Hluhluwe Umfolozi Park is the crown jewel of the Natal Parks Board and offers the amenities of private luxury camps at Hilltop Camp. This park is credited with saving the white (or square-jawed) rhino from extinction. White rhinos were close when we took a game walk with two-armed park rangers. We were quite startled when a rhino hidden in bushes suddenly decided to run through our group of eight hikers. We all remembered the ranger's instructions and either stayed put or ran behind a tree.
For the next six days, I made all the reservations on a day-by-day basis. It was difficult to get the information I needed from the civil servants that made the park reservations.
At the Indian Ocean boundary of South Africa, a boat ride on the St. Lucia Estuary was a trip highlight. We came close to hippos, Nile crocodile and South African fish eagles. There were people fishing in the estuary, but swimming was banned because of crocodiles, occasional sharks and electric eels.
Our last night was spent at Bohm's Country House. Here we treated ourselves to a gourmet dinner and breakfast before our four-hour drive to Johannesburg and 17-hour flight back to the United States.
I wanted to move to Bohm's permanently -- it was one of the nicest places I have been in my travels. The German-born host couldn't do enough for us and the setting was ideal.
I wasn't ready to leave South Africa. It is a wonderful place, and the animals, diverse scenery and culture are special. It is a shame that more North Americans don't visit this area. Most tourists were European and the South Africans were surprised that we came from the United States; we were always identified as German.
U.S. citizens who travel to South Africa generally fly into and out of a private game reserve and do not visit the public parks or interact with the native people. Another area popular with U.S. tourists is Cape Town, which we hope to visit next year.

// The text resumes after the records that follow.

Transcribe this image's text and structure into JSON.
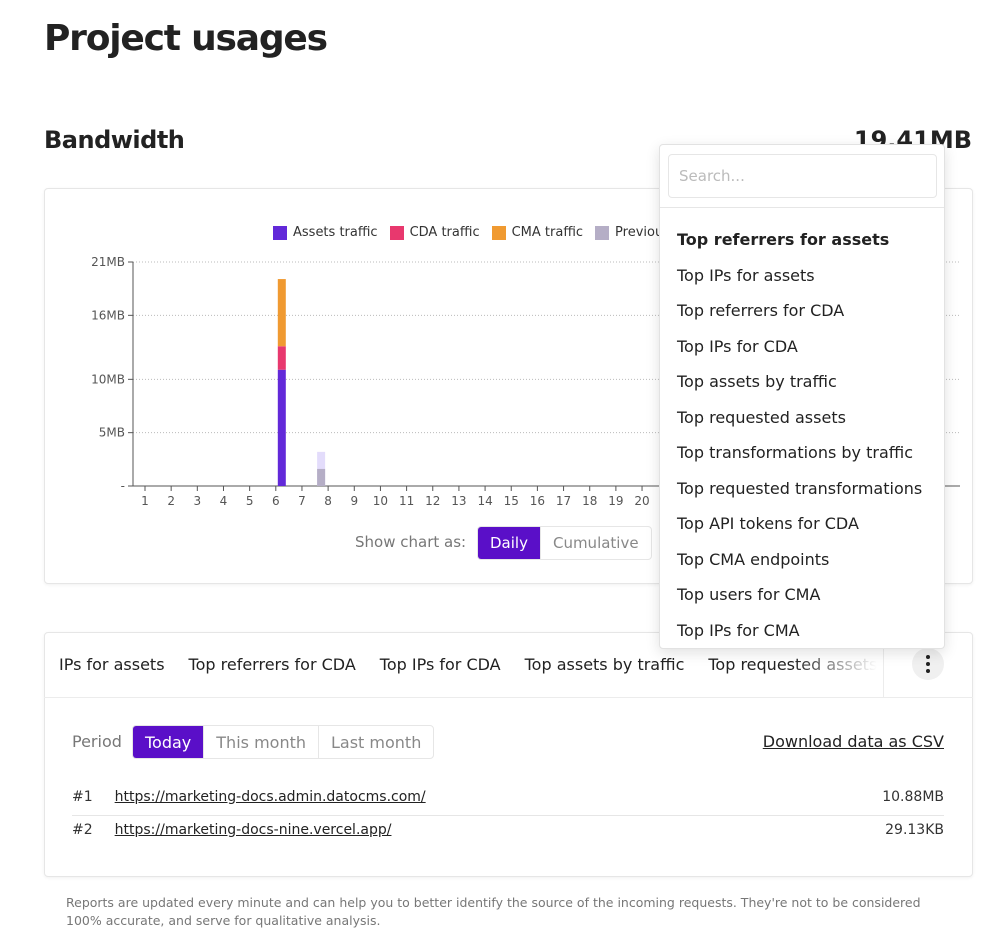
{
  "page_title": "Project usages",
  "bandwidth": {
    "title": "Bandwidth",
    "total": "19.41MB"
  },
  "colors": {
    "accent": "#5a0fc8",
    "assets": "#6229d9",
    "cda": "#e8386e",
    "cma": "#f09a31",
    "previous": "#b5aec6",
    "previous_light": "#e3dcfb"
  },
  "chart_data": {
    "type": "bar",
    "stacked": true,
    "categories": [
      "1",
      "2",
      "3",
      "4",
      "5",
      "6",
      "7",
      "8",
      "9",
      "10",
      "11",
      "12",
      "13",
      "14",
      "15",
      "16",
      "17",
      "18",
      "19",
      "20"
    ],
    "series": [
      {
        "name": "Assets traffic",
        "values": [
          0,
          0,
          0,
          0,
          0,
          10.9,
          0,
          0,
          0,
          0,
          0,
          0,
          0,
          0,
          0,
          0,
          0,
          0,
          0,
          0
        ]
      },
      {
        "name": "CDA traffic",
        "values": [
          0,
          0,
          0,
          0,
          0,
          2.2,
          0,
          0,
          0,
          0,
          0,
          0,
          0,
          0,
          0,
          0,
          0,
          0,
          0,
          0
        ]
      },
      {
        "name": "CMA traffic",
        "values": [
          0,
          0,
          0,
          0,
          0,
          6.3,
          0,
          0,
          0,
          0,
          0,
          0,
          0,
          0,
          0,
          0,
          0,
          0,
          0,
          0
        ]
      },
      {
        "name": "Previous period",
        "values": [
          0,
          0,
          0,
          0,
          0,
          0,
          0,
          3.2,
          0,
          0,
          0,
          0,
          0,
          0,
          0,
          0,
          0,
          0,
          0,
          0
        ]
      }
    ],
    "yticks": [
      "-",
      "5MB",
      "10MB",
      "16MB",
      "21MB"
    ],
    "ytick_values": [
      0,
      5,
      10,
      16,
      21
    ],
    "ylim": [
      0,
      21
    ],
    "grid": true,
    "legend": "top"
  },
  "chart_toggle": {
    "label": "Show chart as:",
    "options": [
      "Daily",
      "Cumulative"
    ],
    "selected": "Daily"
  },
  "report_tabs": [
    "IPs for assets",
    "Top referrers for CDA",
    "Top IPs for CDA",
    "Top assets by traffic",
    "Top requested assets"
  ],
  "period": {
    "label": "Period",
    "options": [
      "Today",
      "This month",
      "Last month"
    ],
    "selected": "Today"
  },
  "download_label": "Download data as CSV",
  "rows": [
    {
      "rank": "#1",
      "url": "https://marketing-docs.admin.datocms.com/",
      "value": "10.88MB"
    },
    {
      "rank": "#2",
      "url": "https://marketing-docs-nine.vercel.app/",
      "value": "29.13KB"
    }
  ],
  "footnote": "Reports are updated every minute and can help you to better identify the source of the incoming requests. They're not to be considered 100% accurate, and serve for qualitative analysis.",
  "dropdown": {
    "search_placeholder": "Search...",
    "items": [
      "Top referrers for assets",
      "Top IPs for assets",
      "Top referrers for CDA",
      "Top IPs for CDA",
      "Top assets by traffic",
      "Top requested assets",
      "Top transformations by traffic",
      "Top requested transformations",
      "Top API tokens for CDA",
      "Top CMA endpoints",
      "Top users for CMA",
      "Top IPs for CMA"
    ],
    "selected": "Top referrers for assets"
  }
}
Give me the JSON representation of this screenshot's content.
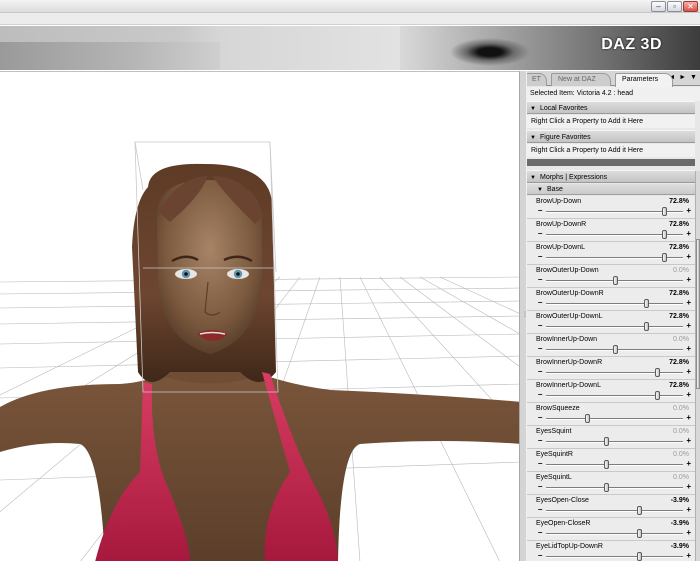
{
  "window": {
    "buttons": [
      "–",
      "▫",
      "✕"
    ]
  },
  "banner": {
    "logo": "DAZ 3D"
  },
  "panel": {
    "tabs": [
      {
        "label": "ET",
        "active": false
      },
      {
        "label": "New at DAZ",
        "active": false
      },
      {
        "label": "Parameters",
        "active": true
      }
    ],
    "tab_arrows": "◄ ► ▼",
    "selected_item": "Selected Item:  Victoria 4.2 : head",
    "local_favorites": {
      "title": "Local Favorites",
      "hint": "Right Click a Property to Add it Here"
    },
    "figure_favorites": {
      "title": "Figure Favorites",
      "hint": "Right Click a Property to Add it Here"
    },
    "morphs_header": "Morphs | Expressions",
    "base_header": "Base",
    "params": [
      {
        "name": "BrowUp-Down",
        "value": "72.8%",
        "level": 0.86
      },
      {
        "name": "BrowUp-DownR",
        "value": "72.8%",
        "level": 0.86
      },
      {
        "name": "BrowUp-DownL",
        "value": "72.8%",
        "level": 0.86
      },
      {
        "name": "BrowOuterUp-Down",
        "value": "0.0%",
        "level": 0.5
      },
      {
        "name": "BrowOuterUp-DownR",
        "value": "72.8%",
        "level": 0.73
      },
      {
        "name": "BrowOuterUp-DownL",
        "value": "72.8%",
        "level": 0.73
      },
      {
        "name": "BrowInnerUp-Down",
        "value": "0.0%",
        "level": 0.5
      },
      {
        "name": "BrowInnerUp-DownR",
        "value": "72.8%",
        "level": 0.81
      },
      {
        "name": "BrowInnerUp-DownL",
        "value": "72.8%",
        "level": 0.81
      },
      {
        "name": "BrowSqueeze",
        "value": "0.0%",
        "level": 0.3
      },
      {
        "name": "EyesSquint",
        "value": "0.0%",
        "level": 0.44
      },
      {
        "name": "EyeSquintR",
        "value": "0.0%",
        "level": 0.44
      },
      {
        "name": "EyeSquintL",
        "value": "0.0%",
        "level": 0.44
      },
      {
        "name": "EyesOpen-Close",
        "value": "-3.9%",
        "level": 0.68
      },
      {
        "name": "EyeOpen-CloseR",
        "value": "-3.9%",
        "level": 0.68
      },
      {
        "name": "EyeLidTopUp-DownR",
        "value": "-3.9%",
        "level": 0.68
      }
    ]
  }
}
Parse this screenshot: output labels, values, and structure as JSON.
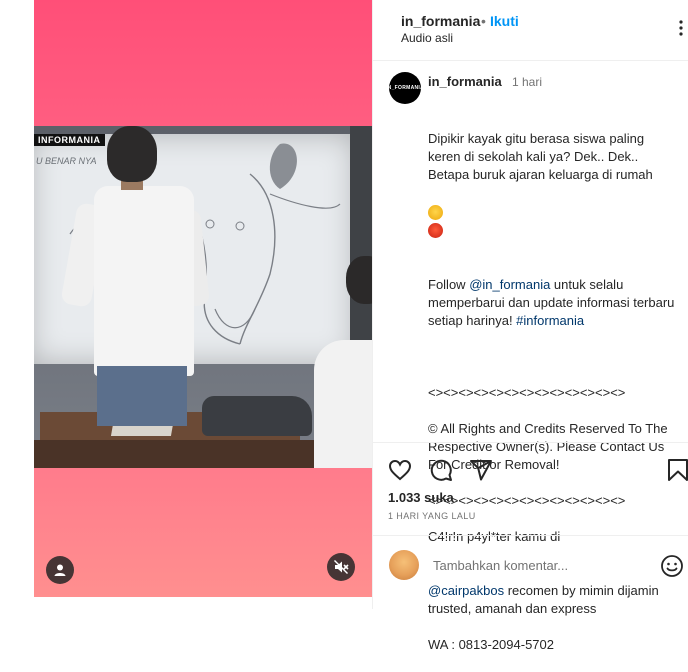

I found Africa to be very special; this will not be our last visit.